Still Have Mojo

I love teaching the Evolution lab class at Georgia. I really do. But this class has led to more sleepless nights over the past 6 years than any other; why? Because maintaining a good flow of information, education, and fun in a lab class is tricky. And while failure is a large part of science, it doesn’t play well when you have a limited number of opportunities to teach and a number of topics you want to teach.

This year GENE 4230 will be repeating Peter Marko’s 2004 work on red snappers. This paper showed that much of what we buy at the store may actually be Lutjanus campechinus; but much of it is not. Fish fillets sold at red snapper prices are sometimes other (rarer) snapper species. Sometimes they aren’t snapper at all, but less valuable fishes. And all of that ambiguity leads questions about how best to manage this threatened stock. Currently, the fishery is closed on our Atlantic coast.

The problem? When I had Kelly double-check my protocol a couple of weeks ago to make sure the PCR would work, it did not. We tried a couple of different protocols, no dice. Finally I decided I needed to jump in and check some things. Long story short? Both our original primer stock, and the last batch of red snapper DNA we had used for this lab 2-3 years ago, were heavily degraded. They had been kept in the aging freezer in the teaching lab, so Genetics department head: there is something that we need to buy this year!

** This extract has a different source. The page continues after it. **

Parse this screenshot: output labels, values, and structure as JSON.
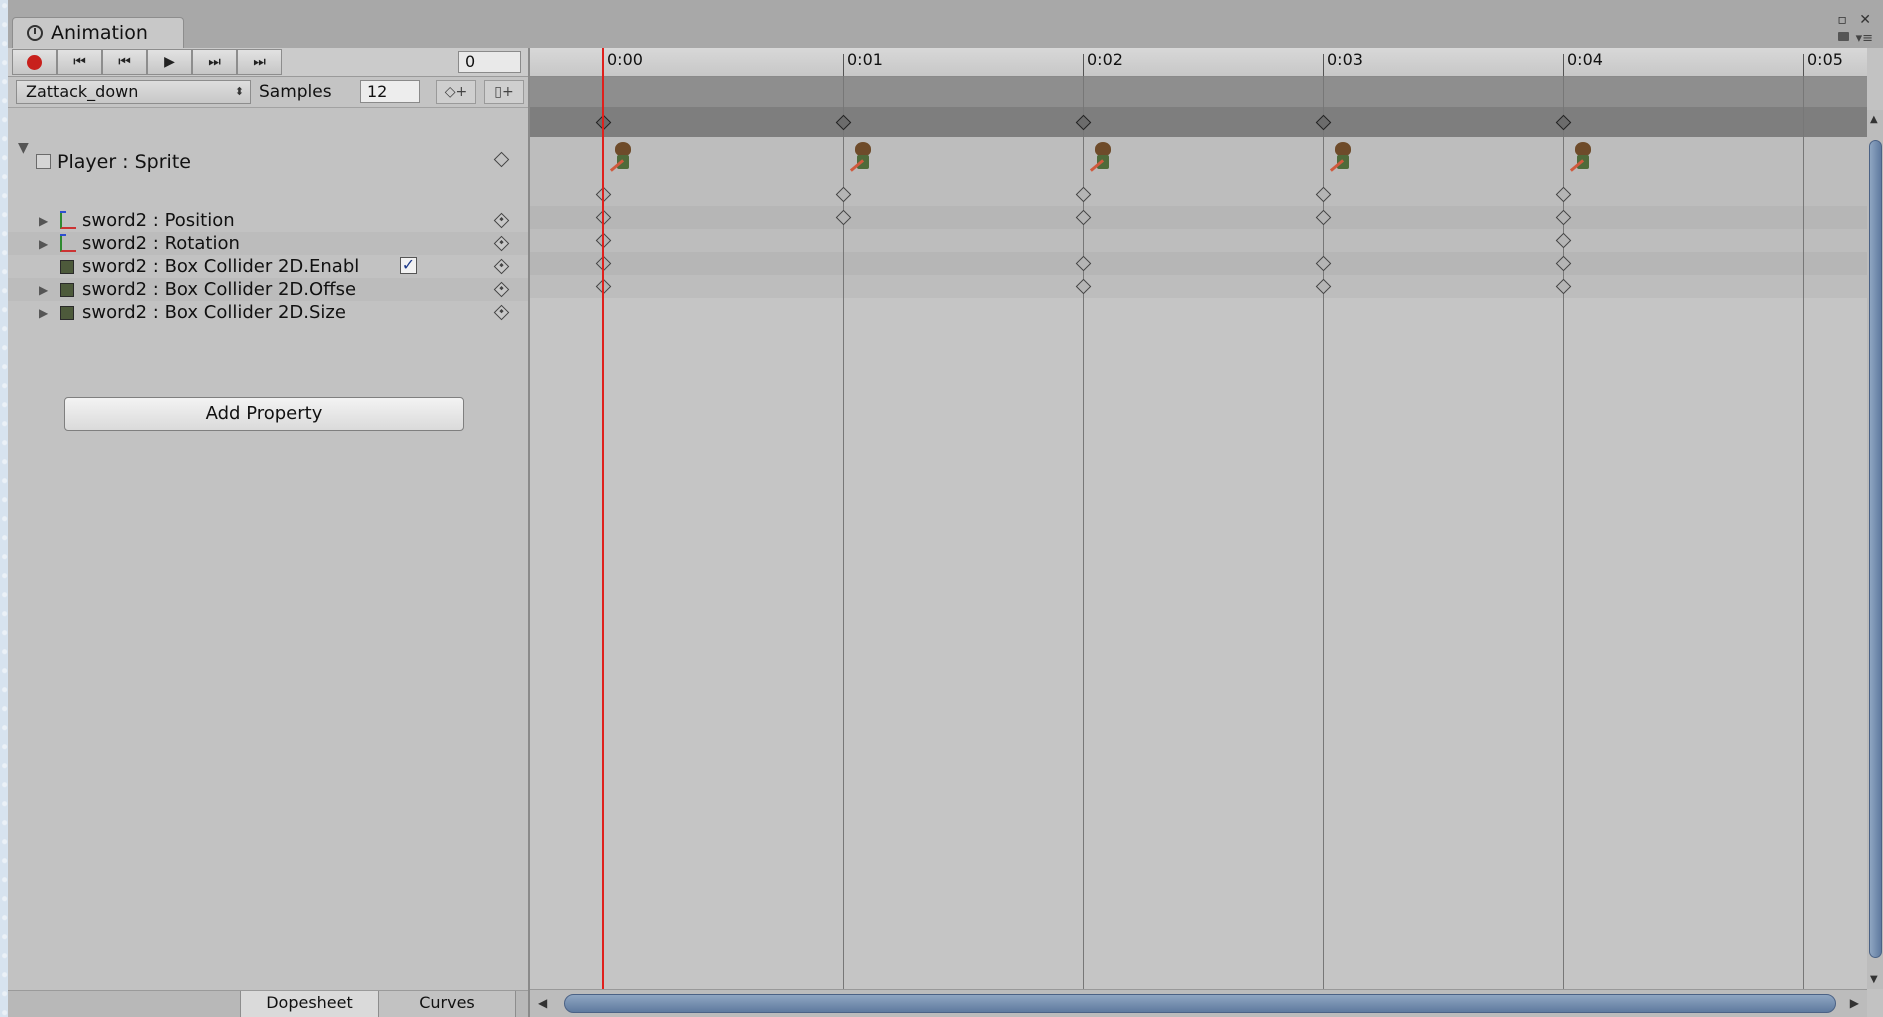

I’m pleased that I could quickly figure out what went wrong, and from the gel above it looks like the lab should work just fine (in case you are wondering, those are the short ‘universal’ fragment primers on top; the CB-12 and -13 primers from Marko’s paper below). There is a little smeariness in the negative control but I also didn’t change my tips in my rush to get this done today (Saturday....and it is 75° outside and sunny). No problem with the top set of reactions, that means I’ll be sleeping much better tonight.